Exercise description: Check each line of the records below for the word "JSON" and give the number of lines that have it, with nothing added.

The records:

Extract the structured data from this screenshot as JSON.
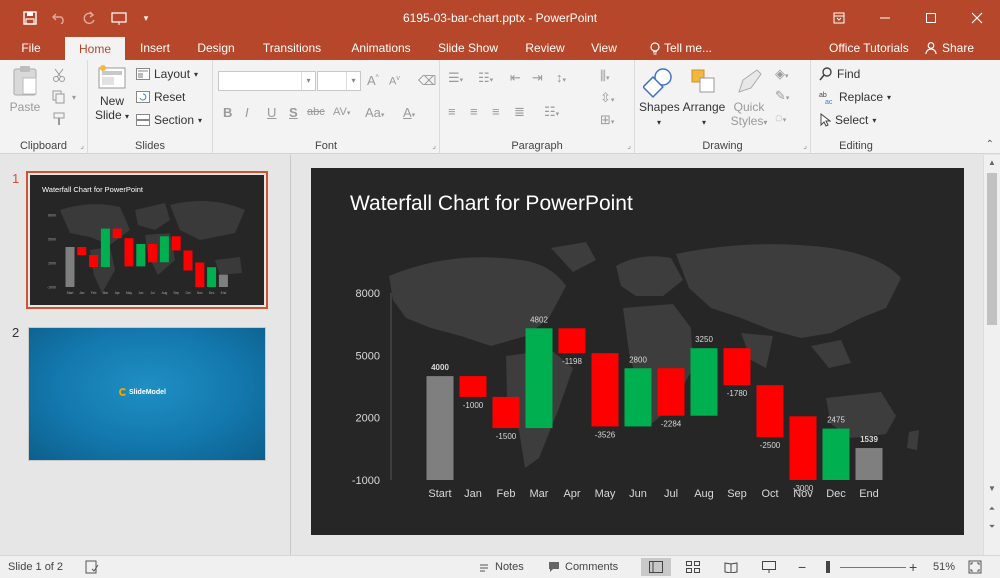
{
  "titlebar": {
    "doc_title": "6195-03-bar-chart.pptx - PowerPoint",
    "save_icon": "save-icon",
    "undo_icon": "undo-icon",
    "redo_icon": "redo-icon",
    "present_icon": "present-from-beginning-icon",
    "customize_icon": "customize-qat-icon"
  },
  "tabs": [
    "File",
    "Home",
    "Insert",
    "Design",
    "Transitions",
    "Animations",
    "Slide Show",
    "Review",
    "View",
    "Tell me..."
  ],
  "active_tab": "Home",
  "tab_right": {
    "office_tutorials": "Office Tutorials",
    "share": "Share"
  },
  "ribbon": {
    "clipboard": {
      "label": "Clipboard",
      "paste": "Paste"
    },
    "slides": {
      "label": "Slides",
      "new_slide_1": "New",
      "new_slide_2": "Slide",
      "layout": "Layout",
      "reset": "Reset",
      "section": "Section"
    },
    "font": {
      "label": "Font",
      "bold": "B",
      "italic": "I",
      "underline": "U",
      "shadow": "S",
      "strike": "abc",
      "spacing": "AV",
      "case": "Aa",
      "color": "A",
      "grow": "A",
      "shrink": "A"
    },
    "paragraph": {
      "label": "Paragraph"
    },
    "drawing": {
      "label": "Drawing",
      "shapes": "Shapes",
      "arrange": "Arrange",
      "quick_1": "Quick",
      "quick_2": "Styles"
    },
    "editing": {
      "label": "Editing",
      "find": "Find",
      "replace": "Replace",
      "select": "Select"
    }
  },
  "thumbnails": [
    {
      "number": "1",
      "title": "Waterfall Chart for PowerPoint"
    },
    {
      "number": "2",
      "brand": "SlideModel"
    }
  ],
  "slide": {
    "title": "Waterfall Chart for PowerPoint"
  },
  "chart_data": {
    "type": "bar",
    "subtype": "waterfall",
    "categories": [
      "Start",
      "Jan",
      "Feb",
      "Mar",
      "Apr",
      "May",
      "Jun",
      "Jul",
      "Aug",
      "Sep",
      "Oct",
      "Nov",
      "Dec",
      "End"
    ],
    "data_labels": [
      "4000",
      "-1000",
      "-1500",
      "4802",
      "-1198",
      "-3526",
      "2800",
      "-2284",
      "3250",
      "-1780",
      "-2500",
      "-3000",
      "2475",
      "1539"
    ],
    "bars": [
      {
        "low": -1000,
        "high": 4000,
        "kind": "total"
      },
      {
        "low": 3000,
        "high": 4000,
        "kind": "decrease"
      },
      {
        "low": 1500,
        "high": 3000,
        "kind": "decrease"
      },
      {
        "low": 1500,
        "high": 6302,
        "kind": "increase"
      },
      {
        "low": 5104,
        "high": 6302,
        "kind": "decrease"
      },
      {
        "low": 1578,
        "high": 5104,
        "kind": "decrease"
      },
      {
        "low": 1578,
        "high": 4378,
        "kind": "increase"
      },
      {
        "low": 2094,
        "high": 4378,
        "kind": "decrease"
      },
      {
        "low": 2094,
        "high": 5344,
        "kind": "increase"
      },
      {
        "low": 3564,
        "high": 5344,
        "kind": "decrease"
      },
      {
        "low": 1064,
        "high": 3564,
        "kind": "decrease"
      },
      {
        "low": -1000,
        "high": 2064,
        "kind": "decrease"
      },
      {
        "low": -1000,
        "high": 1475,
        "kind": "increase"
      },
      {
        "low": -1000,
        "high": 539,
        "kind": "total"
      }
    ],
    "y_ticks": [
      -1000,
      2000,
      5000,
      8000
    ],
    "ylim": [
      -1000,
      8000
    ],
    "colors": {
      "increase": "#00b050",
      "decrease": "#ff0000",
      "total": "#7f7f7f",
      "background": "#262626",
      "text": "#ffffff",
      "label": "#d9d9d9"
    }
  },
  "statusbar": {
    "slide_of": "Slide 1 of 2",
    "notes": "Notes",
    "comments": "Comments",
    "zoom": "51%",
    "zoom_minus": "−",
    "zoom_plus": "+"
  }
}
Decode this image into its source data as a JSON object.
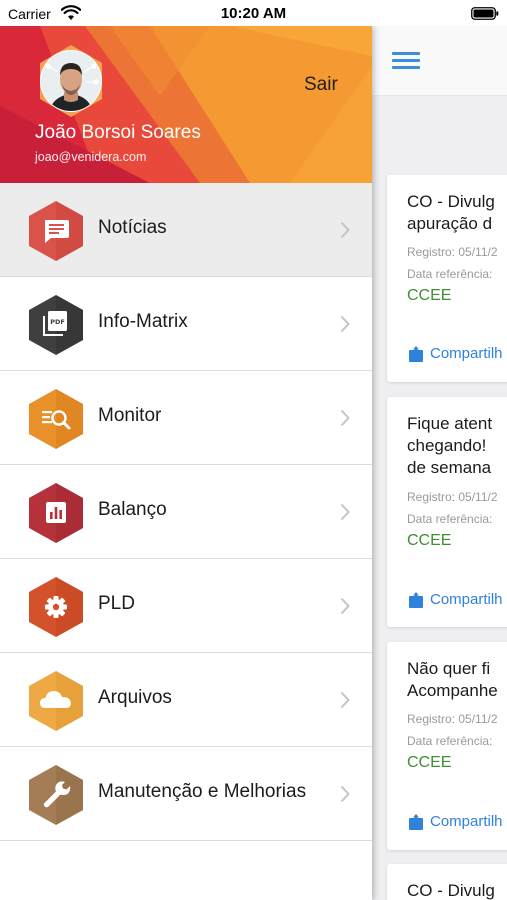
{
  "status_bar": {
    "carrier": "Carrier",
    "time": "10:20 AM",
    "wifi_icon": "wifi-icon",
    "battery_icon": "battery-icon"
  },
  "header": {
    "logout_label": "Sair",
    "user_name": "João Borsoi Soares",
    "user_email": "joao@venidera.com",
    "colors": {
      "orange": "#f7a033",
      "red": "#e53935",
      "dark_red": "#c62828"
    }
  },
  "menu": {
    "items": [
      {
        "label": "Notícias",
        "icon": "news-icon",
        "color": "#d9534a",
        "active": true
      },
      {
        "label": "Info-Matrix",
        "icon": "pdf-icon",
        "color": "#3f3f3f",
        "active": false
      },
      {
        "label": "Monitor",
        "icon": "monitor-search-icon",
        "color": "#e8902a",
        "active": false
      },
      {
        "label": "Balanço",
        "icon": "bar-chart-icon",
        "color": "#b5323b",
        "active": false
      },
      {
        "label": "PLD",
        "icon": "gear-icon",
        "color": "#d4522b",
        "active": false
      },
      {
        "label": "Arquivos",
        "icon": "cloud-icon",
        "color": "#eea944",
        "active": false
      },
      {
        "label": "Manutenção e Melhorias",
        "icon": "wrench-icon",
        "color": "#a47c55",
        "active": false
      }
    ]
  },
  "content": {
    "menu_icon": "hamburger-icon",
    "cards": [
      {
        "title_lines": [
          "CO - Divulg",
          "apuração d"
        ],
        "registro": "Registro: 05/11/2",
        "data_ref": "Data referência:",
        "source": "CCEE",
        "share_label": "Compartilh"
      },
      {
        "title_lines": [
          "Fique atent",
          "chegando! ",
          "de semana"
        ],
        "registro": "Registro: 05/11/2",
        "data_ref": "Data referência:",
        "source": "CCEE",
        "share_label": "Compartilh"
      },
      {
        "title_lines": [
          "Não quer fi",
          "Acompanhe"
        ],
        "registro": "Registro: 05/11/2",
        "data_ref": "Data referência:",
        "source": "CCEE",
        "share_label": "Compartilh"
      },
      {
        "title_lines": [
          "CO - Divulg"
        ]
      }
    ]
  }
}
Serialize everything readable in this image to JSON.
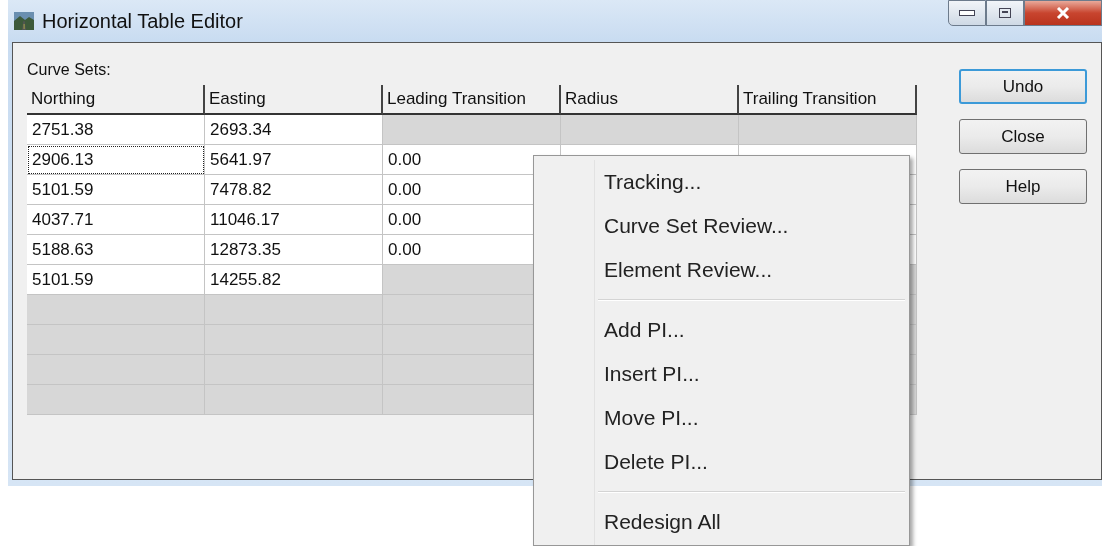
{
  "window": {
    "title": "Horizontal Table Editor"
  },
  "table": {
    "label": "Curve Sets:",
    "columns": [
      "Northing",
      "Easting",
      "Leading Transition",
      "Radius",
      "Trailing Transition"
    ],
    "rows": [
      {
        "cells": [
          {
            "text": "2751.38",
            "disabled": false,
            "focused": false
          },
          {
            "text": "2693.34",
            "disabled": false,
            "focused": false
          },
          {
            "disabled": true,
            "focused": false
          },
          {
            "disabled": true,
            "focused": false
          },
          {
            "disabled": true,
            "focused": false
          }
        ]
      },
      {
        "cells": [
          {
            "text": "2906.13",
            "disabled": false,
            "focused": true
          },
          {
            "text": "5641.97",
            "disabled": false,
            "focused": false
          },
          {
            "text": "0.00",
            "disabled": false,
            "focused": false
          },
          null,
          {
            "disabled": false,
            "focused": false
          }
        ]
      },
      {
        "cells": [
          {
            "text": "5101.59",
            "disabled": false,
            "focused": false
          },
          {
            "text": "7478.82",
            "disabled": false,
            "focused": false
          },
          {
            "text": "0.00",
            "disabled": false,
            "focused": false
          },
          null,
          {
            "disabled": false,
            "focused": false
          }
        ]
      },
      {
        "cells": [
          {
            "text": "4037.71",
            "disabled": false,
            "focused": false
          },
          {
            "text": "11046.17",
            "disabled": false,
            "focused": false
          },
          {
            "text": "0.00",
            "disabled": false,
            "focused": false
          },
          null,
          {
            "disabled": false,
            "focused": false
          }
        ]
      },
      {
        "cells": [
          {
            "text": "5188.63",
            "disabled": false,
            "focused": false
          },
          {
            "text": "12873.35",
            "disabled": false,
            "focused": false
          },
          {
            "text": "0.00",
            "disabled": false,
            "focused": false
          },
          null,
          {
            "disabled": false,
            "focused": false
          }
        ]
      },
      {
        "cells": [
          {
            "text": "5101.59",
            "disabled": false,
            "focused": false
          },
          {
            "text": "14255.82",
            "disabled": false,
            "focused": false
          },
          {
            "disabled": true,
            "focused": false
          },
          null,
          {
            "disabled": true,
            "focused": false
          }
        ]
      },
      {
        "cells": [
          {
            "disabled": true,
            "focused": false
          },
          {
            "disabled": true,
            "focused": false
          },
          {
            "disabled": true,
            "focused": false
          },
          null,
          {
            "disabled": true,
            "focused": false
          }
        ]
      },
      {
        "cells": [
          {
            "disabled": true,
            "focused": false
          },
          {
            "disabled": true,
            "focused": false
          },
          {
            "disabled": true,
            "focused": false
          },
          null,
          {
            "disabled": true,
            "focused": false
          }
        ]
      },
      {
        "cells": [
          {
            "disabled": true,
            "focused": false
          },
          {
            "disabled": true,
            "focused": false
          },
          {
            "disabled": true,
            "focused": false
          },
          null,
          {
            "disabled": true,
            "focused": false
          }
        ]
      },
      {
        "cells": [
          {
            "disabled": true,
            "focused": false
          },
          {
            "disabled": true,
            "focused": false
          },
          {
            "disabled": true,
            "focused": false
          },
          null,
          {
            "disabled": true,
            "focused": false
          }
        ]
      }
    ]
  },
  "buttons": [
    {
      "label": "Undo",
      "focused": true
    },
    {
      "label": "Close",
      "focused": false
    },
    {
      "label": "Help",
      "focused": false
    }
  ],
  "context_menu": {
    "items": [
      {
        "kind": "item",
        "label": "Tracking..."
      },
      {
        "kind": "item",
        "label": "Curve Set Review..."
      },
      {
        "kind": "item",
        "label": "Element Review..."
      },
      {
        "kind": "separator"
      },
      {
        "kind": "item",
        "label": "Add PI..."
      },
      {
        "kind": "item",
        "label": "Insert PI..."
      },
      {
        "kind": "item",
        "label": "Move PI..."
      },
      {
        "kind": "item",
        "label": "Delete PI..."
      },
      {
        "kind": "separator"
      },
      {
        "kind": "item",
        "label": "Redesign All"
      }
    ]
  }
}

Solution to the exercise: 3